**PROBLEM**
Where the word "樊振东去迪士尼玩了" occurs in a line of the data, return the whole line.

**Data about app and page elements**
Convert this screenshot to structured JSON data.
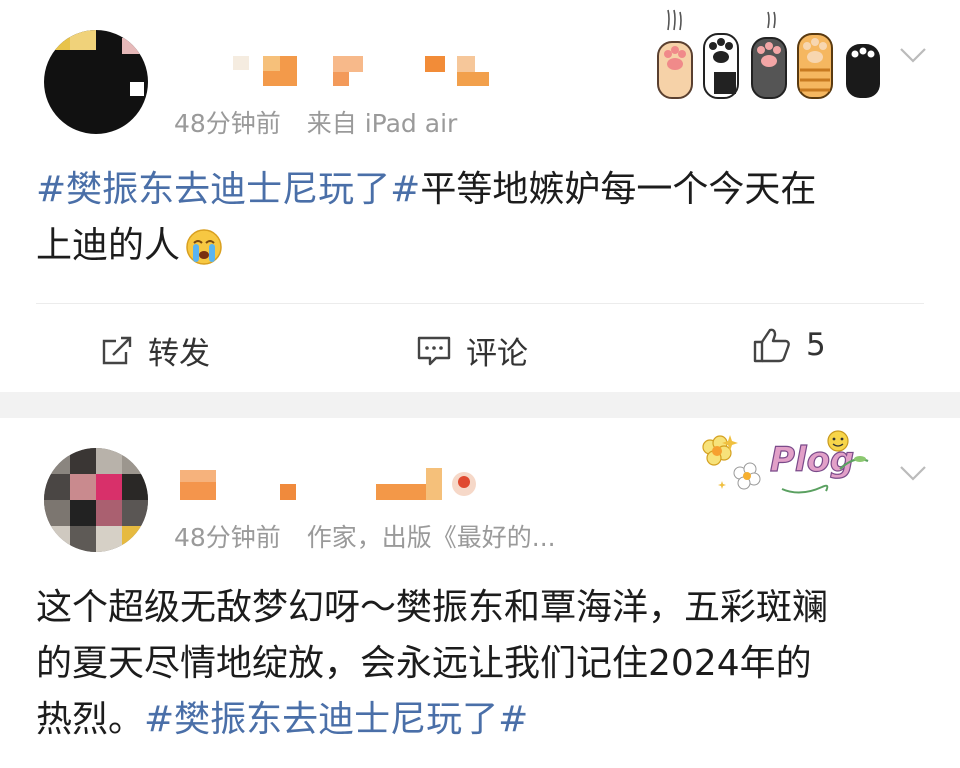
{
  "post1": {
    "meta_time": "48分钟前",
    "meta_source": "来自 iPad air",
    "text_line1_hashtag": "#樊振东去迪士尼玩了#",
    "text_line1_rest": "平等地嫉妒每一个今天在",
    "text_line2": "上迪的人",
    "emoji": "crying-emoji",
    "actions": {
      "repost_label": "转发",
      "comment_label": "评论",
      "like_count": "5"
    }
  },
  "post2": {
    "meta_time": "48分钟前",
    "meta_source": "作家，出版《最好的...",
    "text_line1": "这个超级无敌梦幻呀～樊振东和覃海洋，五彩斑斓",
    "text_line2": "的夏天尽情地绽放，会永远让我们记住2024年的",
    "text_line3_prefix": "热烈。",
    "text_line3_hashtag": "#樊振东去迪士尼玩了#"
  },
  "decor": {
    "plog_text": "Plog",
    "hashtag_color": "#4a6fa8",
    "meta_color": "#9a9a9a"
  }
}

**RESULT**
    "text_line1_hashtag": "#樊振东去迪士尼玩了#",
    "text_line3_hashtag": "#樊振东去迪士尼玩了#"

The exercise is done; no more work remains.